Segment Start: Data for this task
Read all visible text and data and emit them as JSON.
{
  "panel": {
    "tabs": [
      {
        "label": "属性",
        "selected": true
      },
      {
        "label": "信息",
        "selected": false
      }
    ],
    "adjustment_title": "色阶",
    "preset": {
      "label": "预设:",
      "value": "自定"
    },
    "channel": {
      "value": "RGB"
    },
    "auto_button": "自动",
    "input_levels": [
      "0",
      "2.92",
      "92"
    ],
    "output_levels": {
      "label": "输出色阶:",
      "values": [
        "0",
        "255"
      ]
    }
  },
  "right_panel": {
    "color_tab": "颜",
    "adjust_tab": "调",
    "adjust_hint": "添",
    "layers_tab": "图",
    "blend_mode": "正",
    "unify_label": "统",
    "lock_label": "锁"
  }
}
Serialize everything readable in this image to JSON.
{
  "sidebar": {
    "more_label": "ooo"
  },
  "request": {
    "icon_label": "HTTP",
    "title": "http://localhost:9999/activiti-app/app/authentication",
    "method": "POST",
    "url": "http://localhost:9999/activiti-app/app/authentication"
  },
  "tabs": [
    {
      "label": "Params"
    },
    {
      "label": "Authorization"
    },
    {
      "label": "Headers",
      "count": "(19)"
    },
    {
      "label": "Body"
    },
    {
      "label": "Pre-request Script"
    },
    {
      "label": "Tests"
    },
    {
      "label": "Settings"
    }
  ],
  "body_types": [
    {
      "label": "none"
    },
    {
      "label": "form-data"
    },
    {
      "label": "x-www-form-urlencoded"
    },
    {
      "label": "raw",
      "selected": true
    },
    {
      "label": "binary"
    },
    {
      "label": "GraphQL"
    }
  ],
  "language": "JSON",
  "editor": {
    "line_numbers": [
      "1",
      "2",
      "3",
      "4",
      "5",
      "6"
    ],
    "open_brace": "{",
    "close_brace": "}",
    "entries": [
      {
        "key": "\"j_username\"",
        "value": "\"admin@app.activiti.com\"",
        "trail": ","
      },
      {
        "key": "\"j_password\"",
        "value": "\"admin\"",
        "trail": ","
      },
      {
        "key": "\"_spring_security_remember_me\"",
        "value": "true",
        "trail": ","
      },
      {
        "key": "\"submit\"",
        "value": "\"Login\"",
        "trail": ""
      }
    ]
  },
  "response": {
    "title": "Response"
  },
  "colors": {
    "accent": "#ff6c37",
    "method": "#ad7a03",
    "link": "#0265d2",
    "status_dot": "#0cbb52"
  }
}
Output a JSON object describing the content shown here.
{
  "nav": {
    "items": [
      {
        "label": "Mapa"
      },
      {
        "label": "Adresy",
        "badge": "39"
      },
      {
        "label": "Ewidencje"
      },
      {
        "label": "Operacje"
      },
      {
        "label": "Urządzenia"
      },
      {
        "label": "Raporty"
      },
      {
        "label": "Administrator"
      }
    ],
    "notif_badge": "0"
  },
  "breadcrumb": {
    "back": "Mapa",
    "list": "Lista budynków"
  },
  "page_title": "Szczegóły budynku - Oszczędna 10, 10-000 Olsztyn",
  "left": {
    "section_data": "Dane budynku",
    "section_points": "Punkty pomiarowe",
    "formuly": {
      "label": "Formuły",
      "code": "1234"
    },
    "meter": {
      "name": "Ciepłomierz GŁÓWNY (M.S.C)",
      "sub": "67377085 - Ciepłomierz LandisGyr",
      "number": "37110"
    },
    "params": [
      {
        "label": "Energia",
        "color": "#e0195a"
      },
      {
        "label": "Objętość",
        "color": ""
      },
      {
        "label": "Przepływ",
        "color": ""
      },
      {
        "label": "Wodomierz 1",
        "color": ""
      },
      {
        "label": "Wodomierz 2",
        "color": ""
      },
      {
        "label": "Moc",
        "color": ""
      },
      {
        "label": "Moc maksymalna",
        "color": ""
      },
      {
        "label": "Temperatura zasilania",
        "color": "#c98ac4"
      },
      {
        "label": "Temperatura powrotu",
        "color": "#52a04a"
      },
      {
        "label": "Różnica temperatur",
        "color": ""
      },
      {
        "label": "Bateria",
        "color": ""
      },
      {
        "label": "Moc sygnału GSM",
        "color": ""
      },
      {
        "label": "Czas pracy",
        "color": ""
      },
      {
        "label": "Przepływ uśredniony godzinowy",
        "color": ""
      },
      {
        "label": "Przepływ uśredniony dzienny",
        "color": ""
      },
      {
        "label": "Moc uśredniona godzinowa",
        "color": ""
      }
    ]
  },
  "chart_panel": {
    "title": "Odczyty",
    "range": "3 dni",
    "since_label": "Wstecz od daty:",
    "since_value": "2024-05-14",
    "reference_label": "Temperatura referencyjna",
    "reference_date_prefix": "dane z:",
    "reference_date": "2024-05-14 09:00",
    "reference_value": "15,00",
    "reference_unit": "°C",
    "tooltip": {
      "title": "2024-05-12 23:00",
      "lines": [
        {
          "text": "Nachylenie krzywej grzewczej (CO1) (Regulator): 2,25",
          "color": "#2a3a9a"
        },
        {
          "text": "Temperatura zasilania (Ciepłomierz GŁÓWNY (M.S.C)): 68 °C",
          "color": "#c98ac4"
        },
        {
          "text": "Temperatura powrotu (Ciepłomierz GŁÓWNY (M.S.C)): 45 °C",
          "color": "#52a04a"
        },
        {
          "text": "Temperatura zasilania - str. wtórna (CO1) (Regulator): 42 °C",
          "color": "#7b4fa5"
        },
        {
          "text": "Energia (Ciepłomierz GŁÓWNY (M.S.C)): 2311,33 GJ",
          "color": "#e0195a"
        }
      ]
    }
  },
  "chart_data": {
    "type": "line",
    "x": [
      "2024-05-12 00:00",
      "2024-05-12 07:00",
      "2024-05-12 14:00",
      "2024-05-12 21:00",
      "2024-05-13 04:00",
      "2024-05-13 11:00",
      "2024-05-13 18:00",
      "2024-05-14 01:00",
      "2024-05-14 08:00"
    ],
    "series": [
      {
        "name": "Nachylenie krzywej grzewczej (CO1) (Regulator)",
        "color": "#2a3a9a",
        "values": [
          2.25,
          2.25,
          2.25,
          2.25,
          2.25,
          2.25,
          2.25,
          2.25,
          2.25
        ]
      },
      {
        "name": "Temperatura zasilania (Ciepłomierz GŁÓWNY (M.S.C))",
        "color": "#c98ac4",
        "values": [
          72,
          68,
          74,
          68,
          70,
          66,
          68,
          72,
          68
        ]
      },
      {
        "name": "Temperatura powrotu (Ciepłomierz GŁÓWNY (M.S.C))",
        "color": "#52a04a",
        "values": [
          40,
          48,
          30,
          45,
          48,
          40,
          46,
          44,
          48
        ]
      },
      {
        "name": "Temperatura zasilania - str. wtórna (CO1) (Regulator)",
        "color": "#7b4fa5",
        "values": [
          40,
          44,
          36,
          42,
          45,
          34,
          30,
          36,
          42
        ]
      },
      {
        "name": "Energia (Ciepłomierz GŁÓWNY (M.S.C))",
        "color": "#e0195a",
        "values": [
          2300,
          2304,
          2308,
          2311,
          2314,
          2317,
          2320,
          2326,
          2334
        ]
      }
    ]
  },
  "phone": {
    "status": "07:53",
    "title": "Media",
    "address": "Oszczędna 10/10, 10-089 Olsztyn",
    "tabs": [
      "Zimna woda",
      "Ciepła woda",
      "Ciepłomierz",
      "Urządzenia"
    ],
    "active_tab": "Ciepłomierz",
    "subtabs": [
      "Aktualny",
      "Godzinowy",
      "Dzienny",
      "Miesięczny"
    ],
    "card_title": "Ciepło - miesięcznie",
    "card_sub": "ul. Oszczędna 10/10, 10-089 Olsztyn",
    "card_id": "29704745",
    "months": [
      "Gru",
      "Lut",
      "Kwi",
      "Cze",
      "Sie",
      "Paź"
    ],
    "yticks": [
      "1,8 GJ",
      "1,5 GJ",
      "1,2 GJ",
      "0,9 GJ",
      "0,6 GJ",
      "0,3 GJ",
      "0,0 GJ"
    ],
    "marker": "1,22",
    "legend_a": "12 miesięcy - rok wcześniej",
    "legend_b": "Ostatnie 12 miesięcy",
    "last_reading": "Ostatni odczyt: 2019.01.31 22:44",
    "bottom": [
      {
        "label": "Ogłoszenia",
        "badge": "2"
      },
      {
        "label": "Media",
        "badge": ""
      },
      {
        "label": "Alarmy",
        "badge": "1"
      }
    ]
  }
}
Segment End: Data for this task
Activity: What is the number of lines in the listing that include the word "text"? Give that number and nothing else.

The completed task: 6